──────── Input

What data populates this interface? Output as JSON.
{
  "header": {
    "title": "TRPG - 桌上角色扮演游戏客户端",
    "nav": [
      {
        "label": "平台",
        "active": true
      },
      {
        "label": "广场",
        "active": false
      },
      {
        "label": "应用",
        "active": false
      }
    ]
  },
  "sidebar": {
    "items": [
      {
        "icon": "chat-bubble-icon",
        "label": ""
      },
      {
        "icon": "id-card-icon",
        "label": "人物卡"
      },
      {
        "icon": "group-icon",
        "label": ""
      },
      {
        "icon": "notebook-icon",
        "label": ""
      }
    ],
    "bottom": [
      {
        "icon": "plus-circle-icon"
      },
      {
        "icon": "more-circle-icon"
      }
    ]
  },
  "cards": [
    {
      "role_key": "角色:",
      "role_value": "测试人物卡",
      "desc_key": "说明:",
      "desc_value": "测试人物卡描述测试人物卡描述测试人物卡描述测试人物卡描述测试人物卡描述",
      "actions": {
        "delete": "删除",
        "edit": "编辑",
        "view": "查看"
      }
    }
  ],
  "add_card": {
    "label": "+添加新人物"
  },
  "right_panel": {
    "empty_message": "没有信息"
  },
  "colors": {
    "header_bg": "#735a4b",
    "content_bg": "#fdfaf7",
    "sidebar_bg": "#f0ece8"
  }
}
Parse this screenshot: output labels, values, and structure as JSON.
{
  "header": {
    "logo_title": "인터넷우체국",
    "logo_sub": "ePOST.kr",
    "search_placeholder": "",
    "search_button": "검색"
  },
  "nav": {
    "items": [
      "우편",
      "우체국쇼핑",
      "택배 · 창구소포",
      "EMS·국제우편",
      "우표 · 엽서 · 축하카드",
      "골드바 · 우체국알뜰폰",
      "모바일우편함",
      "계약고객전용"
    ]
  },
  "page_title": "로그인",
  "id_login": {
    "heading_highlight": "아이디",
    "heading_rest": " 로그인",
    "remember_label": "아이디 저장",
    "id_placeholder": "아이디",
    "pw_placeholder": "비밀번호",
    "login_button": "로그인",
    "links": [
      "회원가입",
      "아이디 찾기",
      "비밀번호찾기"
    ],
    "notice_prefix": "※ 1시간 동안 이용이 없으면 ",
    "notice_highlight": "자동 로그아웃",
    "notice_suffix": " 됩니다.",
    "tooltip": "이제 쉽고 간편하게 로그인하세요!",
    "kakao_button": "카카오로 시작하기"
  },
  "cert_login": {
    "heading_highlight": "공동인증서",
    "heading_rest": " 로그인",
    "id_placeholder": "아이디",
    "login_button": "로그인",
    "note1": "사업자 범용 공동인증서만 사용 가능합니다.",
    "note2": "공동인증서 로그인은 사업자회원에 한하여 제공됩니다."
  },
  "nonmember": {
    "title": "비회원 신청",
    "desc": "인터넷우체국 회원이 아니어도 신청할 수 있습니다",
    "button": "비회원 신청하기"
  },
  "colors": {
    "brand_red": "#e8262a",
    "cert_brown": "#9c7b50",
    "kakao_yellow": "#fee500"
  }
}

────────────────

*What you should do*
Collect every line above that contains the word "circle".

*Exercise solution*
        "icon": "plus-circle-icon"
        "icon": "more-circle-icon"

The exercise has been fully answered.